Police officers in charge of security in Sabarimala have reportedly told their superiors that protecting members of women activist groups intent on trekking up to the temple merely to make a political point would catalyse combative groups opposed to their entry and needlessly stretch finite police resources to the limit.
A senior officer, however, denied media reports that the police had “banned” the entry of “women activists” to Sabarimala till the busiest phase of the pilgrim season was over. The force was constitutionally bound to uphold the September 28 Supreme Court order allowing women between the age of 10 and 50 to worship at the temple, he said.
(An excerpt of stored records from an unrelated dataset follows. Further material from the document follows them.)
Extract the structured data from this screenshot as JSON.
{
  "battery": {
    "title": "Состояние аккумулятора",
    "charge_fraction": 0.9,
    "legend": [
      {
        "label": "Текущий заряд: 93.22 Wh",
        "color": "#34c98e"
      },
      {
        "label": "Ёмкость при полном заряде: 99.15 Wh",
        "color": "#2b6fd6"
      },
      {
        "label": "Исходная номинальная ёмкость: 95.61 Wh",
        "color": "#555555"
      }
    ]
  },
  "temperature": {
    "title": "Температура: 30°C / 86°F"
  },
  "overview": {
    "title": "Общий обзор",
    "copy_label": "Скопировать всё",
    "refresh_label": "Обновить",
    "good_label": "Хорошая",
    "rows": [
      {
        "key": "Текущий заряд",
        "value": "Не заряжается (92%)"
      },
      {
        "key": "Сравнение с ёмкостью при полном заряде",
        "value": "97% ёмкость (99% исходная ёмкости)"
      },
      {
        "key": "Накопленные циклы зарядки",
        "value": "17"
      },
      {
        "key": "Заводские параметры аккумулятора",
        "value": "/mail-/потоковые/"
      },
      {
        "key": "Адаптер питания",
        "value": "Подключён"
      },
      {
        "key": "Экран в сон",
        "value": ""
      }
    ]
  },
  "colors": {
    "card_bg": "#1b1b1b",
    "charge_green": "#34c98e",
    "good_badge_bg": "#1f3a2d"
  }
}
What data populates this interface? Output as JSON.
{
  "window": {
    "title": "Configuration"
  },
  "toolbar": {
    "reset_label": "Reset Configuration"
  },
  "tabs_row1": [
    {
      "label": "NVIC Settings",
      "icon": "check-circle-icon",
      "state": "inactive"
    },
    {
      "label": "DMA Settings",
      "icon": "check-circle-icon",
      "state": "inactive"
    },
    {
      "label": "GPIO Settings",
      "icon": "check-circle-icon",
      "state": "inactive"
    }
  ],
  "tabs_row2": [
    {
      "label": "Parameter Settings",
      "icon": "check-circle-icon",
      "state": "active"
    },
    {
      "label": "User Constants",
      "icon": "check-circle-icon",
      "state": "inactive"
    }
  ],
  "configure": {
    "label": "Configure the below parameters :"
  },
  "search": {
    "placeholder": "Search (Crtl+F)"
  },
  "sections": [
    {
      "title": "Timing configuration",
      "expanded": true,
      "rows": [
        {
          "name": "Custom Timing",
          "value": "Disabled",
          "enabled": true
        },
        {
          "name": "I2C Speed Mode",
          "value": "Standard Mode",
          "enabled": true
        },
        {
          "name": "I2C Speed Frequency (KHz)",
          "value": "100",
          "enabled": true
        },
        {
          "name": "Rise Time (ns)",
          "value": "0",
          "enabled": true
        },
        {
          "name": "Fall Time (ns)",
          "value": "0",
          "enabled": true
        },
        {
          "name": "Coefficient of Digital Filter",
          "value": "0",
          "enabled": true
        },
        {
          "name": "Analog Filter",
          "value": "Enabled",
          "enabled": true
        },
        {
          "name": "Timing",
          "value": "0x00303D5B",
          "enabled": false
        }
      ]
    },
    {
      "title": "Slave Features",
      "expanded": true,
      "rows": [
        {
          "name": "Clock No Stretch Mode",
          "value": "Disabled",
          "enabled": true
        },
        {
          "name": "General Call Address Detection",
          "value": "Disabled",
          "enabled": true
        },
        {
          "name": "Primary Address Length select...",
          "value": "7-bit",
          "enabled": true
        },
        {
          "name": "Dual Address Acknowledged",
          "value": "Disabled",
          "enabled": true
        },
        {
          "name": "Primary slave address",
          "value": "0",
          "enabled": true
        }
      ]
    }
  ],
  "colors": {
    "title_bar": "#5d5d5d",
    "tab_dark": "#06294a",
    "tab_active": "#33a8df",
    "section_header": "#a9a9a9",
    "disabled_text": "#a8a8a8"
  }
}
However, special officers in charge of security in Sabarimala had repeatedly flagged up the intense pressure on the overstretched force to protect women activists from the wrath of male protesters. Moreover, it did not help the police that the activists often announced their itinerary and time of arrival in advance on social media.
The officers had told the brass about their assessment in the wake of reports that more women activists were en route to Sabarimala. They reported an upsurge in the influx of pilgrims since Sunday and said it was near impossible for law enforcers to single out protesters from the crowd.
On Christmas Day alone, an estimated 1 lakh pilgrims made the four km forest trek from Pampa to Sannidhanam. Their numbers are likely to increase in the coming days, and the police would find themselves hard-pressed to ensure the security of activist women in the face of violent opposition from demonstrators without resorting to using of force.
Travancore Devaswom Board (TDB) president A. Padmakumar echoed the thinking of the police when he made an open appeal to women activists on Tuesday to desist from visiting the temple till the Mandala Puja and Makaravilakku seasons were over.
He said a large section of Ayyappa devotees were aggrieved at the prospect of women between the age of 10 and 50 worshipping at the sanctum. Some quarters wanted to tap into that resentment to exacerbate social tensions for political gain. Mr. Padmakumar said women activists should not play into the hands of such elements.